Situated along a quiet row of houses off Sixth Avenue, the site for Y-House has relatively sharp typographic features, with a distinctly narrow front and a two-storey high retaining wall at the back.
The first floor comprises an open-concept kitchen and dining area as well as a quaint little bamboo terrace. To the front of the building sits a study with a clear view of the entrance, whilst the service quarters are located at the back. Communal areas are congregated at the second level, whereby the living area opens up into an outdoor deck at the rear of the house. The second floor also houses the childrens’ loft bedrooms as well as an additional room for guests. In the attic is the master bedroom with en-suite bathroom and walk-in wardrobe. This spacious room enjoys a gorgeous view as it looks out into the beautiful green field and lush forest nearby.

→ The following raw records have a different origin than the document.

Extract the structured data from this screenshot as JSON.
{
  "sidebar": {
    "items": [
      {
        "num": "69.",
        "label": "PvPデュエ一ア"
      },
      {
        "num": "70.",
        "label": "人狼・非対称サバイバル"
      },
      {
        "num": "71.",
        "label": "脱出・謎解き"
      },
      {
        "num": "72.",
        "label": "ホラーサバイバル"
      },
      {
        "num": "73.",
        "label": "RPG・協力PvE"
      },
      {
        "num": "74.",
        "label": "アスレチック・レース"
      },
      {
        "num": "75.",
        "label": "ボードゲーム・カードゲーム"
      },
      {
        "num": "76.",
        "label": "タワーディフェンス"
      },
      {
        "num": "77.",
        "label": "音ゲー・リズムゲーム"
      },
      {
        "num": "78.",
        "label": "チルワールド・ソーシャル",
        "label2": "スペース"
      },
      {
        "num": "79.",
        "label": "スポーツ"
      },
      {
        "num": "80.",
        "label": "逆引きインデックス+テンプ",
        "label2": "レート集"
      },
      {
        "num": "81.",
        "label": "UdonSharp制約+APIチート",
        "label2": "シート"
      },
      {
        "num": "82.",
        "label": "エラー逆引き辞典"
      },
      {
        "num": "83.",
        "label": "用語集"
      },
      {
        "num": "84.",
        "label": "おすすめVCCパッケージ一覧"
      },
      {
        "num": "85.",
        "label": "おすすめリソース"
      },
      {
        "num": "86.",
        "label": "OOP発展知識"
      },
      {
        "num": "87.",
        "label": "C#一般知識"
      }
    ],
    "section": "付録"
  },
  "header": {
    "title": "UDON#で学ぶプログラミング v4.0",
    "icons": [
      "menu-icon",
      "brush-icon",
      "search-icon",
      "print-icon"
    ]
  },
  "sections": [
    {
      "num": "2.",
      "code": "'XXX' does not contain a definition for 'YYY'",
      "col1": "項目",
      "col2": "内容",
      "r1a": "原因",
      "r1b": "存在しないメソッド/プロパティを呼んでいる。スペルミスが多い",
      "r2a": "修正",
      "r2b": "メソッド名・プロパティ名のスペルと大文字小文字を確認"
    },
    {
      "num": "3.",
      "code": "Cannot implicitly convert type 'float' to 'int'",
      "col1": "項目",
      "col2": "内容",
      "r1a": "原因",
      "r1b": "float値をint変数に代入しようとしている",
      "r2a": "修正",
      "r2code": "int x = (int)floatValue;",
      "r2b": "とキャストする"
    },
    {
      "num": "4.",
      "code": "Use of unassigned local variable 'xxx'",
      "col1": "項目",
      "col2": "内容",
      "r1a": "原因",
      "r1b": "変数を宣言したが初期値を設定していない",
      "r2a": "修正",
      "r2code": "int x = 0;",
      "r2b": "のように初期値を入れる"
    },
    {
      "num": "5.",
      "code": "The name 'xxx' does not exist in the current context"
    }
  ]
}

Highlights of this house include its gable roof and rather unconventional spatial orientation. In addition, minimalist architectural shapes and forms within the house are clearly accentuated by the use of complementary material, such as composite wood cladding contrasted against grey, fair-faced concrete surfaces. The concrete walls are punctuated at selected portions with framed metal fenestrations to provide a viewing window whilst also maintaining a degree of privacy. Beige limestone also lightens the industrial-feel of the concrete walls by bringing with it a sense of warmth and comfort. As an eco-friendly gesture, 80% of the composite wood used for cladding, outdoor decking and bedroom flooring is made from rice husks.
All Images © ONG&ONG & Aaron Pocock